Squaring Security & Environmental Concerns

What can greens and hawks agree on?

First, both must recognize that in order to address any of their goals, we must first prosper. If there is any hope for significant greenhouse gas reduction, it comes from wealthy industrial countries. The salvation certainly won’t come from developing countries like China and India, where environmental concerns are a distant second to basic human needs—access to electricity, food, and shelter.

Therefore, curbing greenhouse gas emissions would be contingent on the prosperity and economic resilience of America and other developed nations. A weakened, economically depleted America doesn’t bode well for the climate movement. Conversely, prosperity is difficult to achieve, as long as our economy hemorrhages money to purchase foreign oil.

Second, both greens and hawks must recognize that oil’s strategic status derives not from the amount of oil we import or consume, but from its virtual monopoly over transportation fuel. As long as the vast majority of our cars and trucks can run on nothing but oil, alternatives to oil will be shut out of the transportation fuel market and we will forever be beholden to rogue states.

The key to both energy security and reduced carbon emissions is therefore in vehicle platforms that enable fuel competition. Existing technology, in the form of flexible fuel vehicles, is the answer. New cars sold in the U.S. that are equipped with an internal combustion engine should allow for fuel competition by being flexible fuel vehicles. Similarly, new diesel cars should be capable of operating on biodiesel. Such an open fuel standard would help to protect the U.S. economy from high and volatile oil prices and from the threats caused by global instability, while enabling market penetration of alternative fuels that are less carbon intensive.
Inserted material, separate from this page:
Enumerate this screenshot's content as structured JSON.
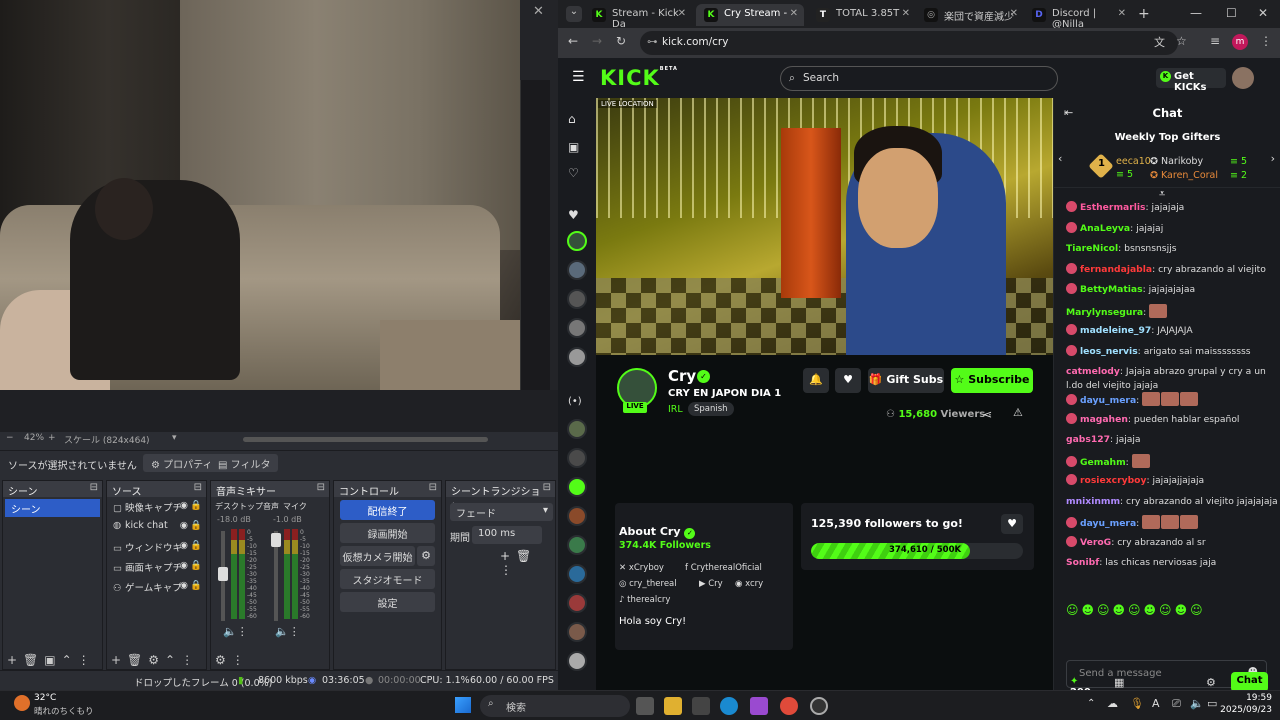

And because electricity is 98 percent petroleum-free, greens and hawks can also work together to speed up the commercialization of electric cars and plug-in hybrids. This, too, would satisfy the concerns of the environmental movement, while bolstering national security.

In the end, greens and hawks must focus on a unified agenda. Without identifying commonalities, both will continue to undercut each other, leaving America exposed.

Gal Luft ifs Executive Director of the Institute for the Analysis of Global Security (IAGS) and co-founder of the Set America Free Coalition. He is co-author of Energy Security Challenges in the 21st Century (Praeger 2009) and Turning Oil into Salt: Energy Independence Through Fuel Choice (Amalfi Press, 2009).